As French authorities struggle to get to grips with the vast network of Muslim extremists in its country - some 10,000-strong according to official estimates - a sermon recorded at a mosque in southern France on the day of last week's attacks in Paris illustrates how extremist preachers are spreading radical Islamist doctrines, and talking openly about taking over the country
During his sermon in Montpellier, translated by MEMRI, Imam Mohammed Khatabi sough to rile up the crowd by suggesting that "Westerners" do not see Muslims as human, while urging them to reject any affiliation with or loyalty to the French Republic.
"Our banner, our homeland, our borders, our tribe, and our nation are all (summed up in the phrase) 'there is no God but Allah and Muhammed is his messenger,'" he said, outlining the same pan-Islamic creed shared by Islamist groups including ISIS, Al Qaeda and the Muslim Brotherhood.

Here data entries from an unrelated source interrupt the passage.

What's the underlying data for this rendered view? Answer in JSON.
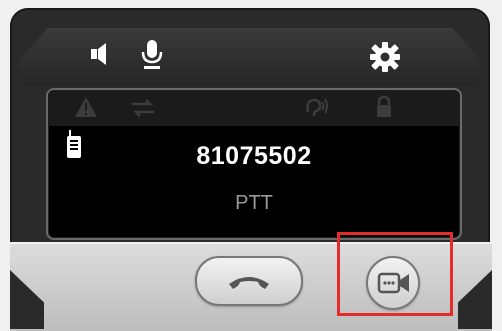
{
  "screen": {
    "caller_number": "81075502",
    "call_mode": "PTT"
  },
  "icons": {
    "speaker": "speaker-icon",
    "microphone": "microphone-icon",
    "settings": "gear-icon",
    "warning": "warning-icon",
    "transfer": "transfer-icon",
    "ear": "ear-icon",
    "lock": "lock-icon",
    "radio": "walkie-talkie-icon",
    "hangup": "hangup-icon",
    "video": "video-camera-icon"
  },
  "colors": {
    "highlight": "#e52b2b",
    "screen_text": "#ffffff",
    "mode_text": "#9a9a9a"
  }
}
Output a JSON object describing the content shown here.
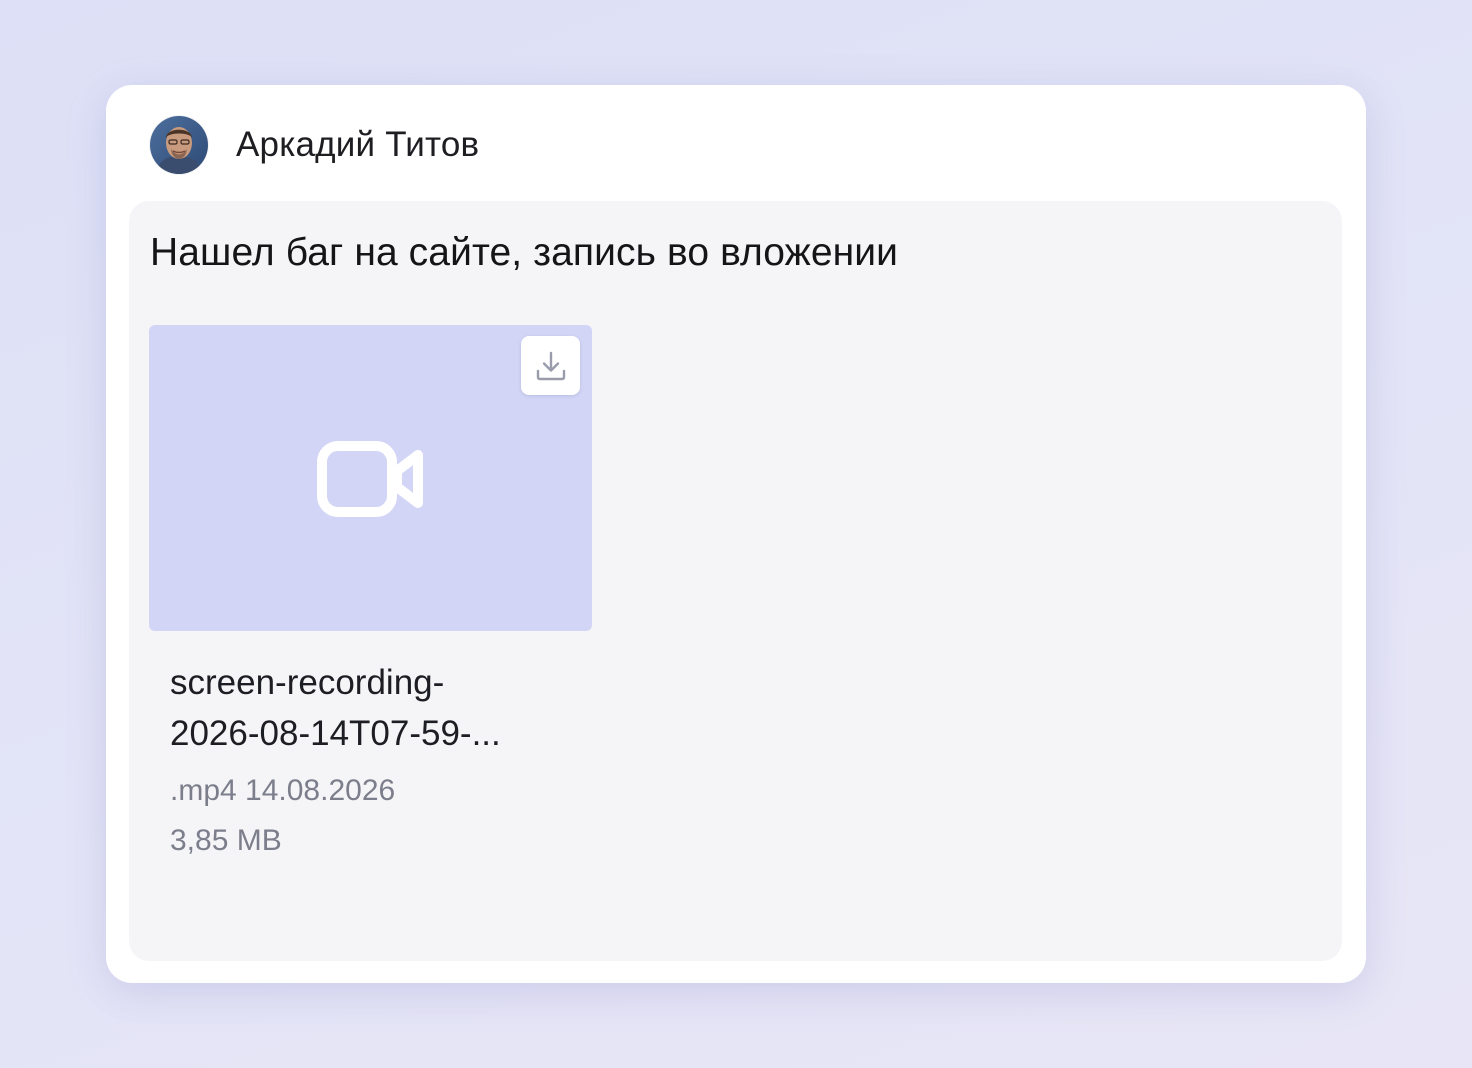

He accused the French government of wanting to fly a French flag over the mosque in order to "control" French Muslims.
I swear to Allah that they want a flag to fly over this mosque. They want it to belong to some country or another," he derided.
France and other Western nations seek to control Muslims "because the Muslim is a sleeping giant, and if he awakens woe betide anyone around, because he will restore glory to humanity." he said, continuing to outline how Western legal systems are in fact "Zionist" plots.
"According to scientific statistics, all the institutions in charge of human rights are Zionists," he informed his audience.
Towards the end of his speech, Khatabi spoke of a desire for Muslims to "rule" Europe according to Islamic law.
"We want our children to penetrate the political realm in the West," he declared.
"We dream of seeing our children become ministers and dignitaries, and even presidents. Why not? We want them to rule France one day, to rule Belgium, Germany, and Britain...
"You will never get [your children] there through the means of Islam. No. You must get them there through their [Western] rules, not yours," he concluded sarcastically.